Can Lunges & Squats Increase the Bone Density?
While certain types of exercise increase bone density, the current debate is over the type of exercise that increases it most effectively. Several studies have demonstrated that five key exercises improve bone density in the hip and spine and therefore are effective in the battle against osteoporosis. These exercises are lunges, squats, chair raises, stepping and toe raises.
The phrase “weight-bearing exercise” has become an increasingly popular way to help people understand bone-building exercises, but it doesn't fully explain the type of stimulus bones need. To increase bone density, exercise must be different from and greater than daily activities. If you have been inactive and start a walking program or switch from walking to running, your bones will initially respond by improving density, but after a couple of weeks, the stimulus becomes normal and your bones no longer need to adapt. Bone density responds better to short bouts of increased mechanical loading. In other words, ongoing repetitive movements common to aerobic exercise are not effective at increasing bone density, even if they are weight-bearing activities. After the first minute or so of repetitive loading, the cellular response of bones switches off. On the other hand, lunges and squats are the kind of weight-bearing exercises that do build bone density.
Exercise to Increase Bone Density
To increase bone density, you have to surprise the skeletal system with diverse exercises that require unfamiliar loading patterns or changes in movements. Your bones will adapt to new and different forces from a variety of angles, but only the bones that are directly stressed will adapt. The two primary ways to add stress to bones are to increase force and add impact. Squats increase force by tugging on the muscles that attach to the bones. Forward, diagonal and side lunges increase force by tugging on the bones from different angles. They also add impact when you step down into the lunge.
Correct Form Is Important
Both squats and lunges are compound exercises, meaning they incorporate multiple movements and use more than one joint. Because of this, they are often difficult to perform correctly in the beginning, before your neuromuscular system is familiar with the motion. It's a good idea to have a personal trainer or physical therapist evaluate your form. Start simply and perfect your form before increasing the difficulty. To safely squat, keep your knees aligned over your ankles throughout the squat. The easiest way to do this is to squat with your calves against a chair. Squatting with your toes and knees facing forward and your feet greater than hip-width apart will increase balance during the squat, place less stress on your knees and improve strength in your hips. To lunge safely, keep the lunging knee aligned over the ankle. Lunging up onto a step will place less stress on your knees.

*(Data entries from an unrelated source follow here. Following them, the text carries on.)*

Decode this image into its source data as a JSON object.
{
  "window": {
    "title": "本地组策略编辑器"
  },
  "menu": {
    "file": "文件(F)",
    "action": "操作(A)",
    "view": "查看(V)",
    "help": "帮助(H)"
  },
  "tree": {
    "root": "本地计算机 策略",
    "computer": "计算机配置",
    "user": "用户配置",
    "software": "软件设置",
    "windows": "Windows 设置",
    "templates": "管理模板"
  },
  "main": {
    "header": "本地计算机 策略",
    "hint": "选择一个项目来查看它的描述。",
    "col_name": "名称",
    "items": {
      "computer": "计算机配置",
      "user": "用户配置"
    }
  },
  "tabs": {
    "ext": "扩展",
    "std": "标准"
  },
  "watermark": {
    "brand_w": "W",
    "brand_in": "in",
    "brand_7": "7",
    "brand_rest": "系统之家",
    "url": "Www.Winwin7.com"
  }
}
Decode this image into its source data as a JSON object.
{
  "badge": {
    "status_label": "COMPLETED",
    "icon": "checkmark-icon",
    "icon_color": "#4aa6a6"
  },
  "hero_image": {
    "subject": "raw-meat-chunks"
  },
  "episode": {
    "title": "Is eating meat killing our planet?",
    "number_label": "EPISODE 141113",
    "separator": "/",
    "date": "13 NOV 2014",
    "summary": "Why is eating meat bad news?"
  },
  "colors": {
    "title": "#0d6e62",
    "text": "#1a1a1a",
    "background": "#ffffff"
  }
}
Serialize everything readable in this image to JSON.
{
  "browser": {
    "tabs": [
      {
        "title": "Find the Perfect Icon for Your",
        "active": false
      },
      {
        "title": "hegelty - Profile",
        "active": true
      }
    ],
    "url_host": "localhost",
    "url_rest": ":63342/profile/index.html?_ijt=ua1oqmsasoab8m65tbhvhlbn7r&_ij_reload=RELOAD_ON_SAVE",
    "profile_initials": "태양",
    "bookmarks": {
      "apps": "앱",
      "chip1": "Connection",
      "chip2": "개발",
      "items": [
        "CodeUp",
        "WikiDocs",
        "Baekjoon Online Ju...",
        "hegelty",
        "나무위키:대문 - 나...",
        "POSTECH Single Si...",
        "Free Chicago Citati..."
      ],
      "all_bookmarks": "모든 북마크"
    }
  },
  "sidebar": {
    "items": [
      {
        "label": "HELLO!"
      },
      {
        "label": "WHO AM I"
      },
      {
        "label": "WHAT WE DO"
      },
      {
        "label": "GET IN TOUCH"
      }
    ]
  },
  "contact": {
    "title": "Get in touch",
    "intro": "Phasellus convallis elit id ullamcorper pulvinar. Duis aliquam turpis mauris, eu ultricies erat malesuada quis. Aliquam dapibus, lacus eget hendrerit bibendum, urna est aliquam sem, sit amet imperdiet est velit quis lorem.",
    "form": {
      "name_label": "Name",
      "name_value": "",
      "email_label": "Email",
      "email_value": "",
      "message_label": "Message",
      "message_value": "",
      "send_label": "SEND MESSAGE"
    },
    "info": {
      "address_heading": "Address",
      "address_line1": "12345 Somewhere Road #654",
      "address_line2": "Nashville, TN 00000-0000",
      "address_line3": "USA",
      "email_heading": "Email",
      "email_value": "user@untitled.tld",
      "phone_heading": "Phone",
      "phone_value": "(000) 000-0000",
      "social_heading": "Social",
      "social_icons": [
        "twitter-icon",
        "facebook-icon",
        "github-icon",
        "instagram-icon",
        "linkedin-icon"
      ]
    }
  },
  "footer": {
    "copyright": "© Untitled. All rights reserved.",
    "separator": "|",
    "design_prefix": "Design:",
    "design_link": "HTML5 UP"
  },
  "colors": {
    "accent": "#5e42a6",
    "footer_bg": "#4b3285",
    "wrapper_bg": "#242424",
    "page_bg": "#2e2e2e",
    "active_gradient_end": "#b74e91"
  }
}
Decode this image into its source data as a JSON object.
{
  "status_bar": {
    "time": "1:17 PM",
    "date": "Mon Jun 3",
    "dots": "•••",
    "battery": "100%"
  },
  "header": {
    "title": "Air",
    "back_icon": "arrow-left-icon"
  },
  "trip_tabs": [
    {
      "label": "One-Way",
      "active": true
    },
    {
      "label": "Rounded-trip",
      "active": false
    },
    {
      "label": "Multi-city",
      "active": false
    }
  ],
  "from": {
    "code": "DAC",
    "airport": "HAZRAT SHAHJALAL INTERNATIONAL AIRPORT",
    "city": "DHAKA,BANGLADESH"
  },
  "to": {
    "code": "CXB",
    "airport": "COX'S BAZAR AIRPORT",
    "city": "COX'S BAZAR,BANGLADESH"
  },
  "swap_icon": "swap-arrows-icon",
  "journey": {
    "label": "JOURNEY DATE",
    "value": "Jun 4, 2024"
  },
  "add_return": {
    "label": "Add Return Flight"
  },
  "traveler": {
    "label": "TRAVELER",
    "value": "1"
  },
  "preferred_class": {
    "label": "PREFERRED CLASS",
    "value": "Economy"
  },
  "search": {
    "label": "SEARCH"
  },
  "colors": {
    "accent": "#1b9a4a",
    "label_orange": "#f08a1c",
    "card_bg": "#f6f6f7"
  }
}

Once you can easily repeat three sets of 15 repetitions without pain, advance to more difficult variations, switch between exercises in a set and vary the tempo. You can also start adding weight in 1- to 2-pound increments. To add weight, hold dumbbells or wear a weighted belt or vest. For each new weight, start with one set of 10 to 15 repetitions and work up to three sets of 15.
- Journal of Gerontology: Medical Sciences; Weighted Vest Exercise Improves Indices of Fall Risk in Older Women; Janet M Shaw and Christine M Snow
- Osteoporosis International: Increase in Femoral Bone Density in Young Women Following High-Impact Exercise
- University of New Mexico: What Makes Bone Adapt: Gravitational Forces or Muscle Loading
- Bone: Brisk Walking Does Not Stop Bone Loss in Postmenopausal Women
Cindy Killip is a health and fitness specialist, health coach, author and speaker who has been teaching and writing about exercise and wellness since 1989. She authored "Living the BONES Lifestyle: A Practical Guide to Conquering the Fear of Osteoporosis." Killip holds multiple certifications through the American Council on Exercise and degrees in communications and sociology from Trinity University.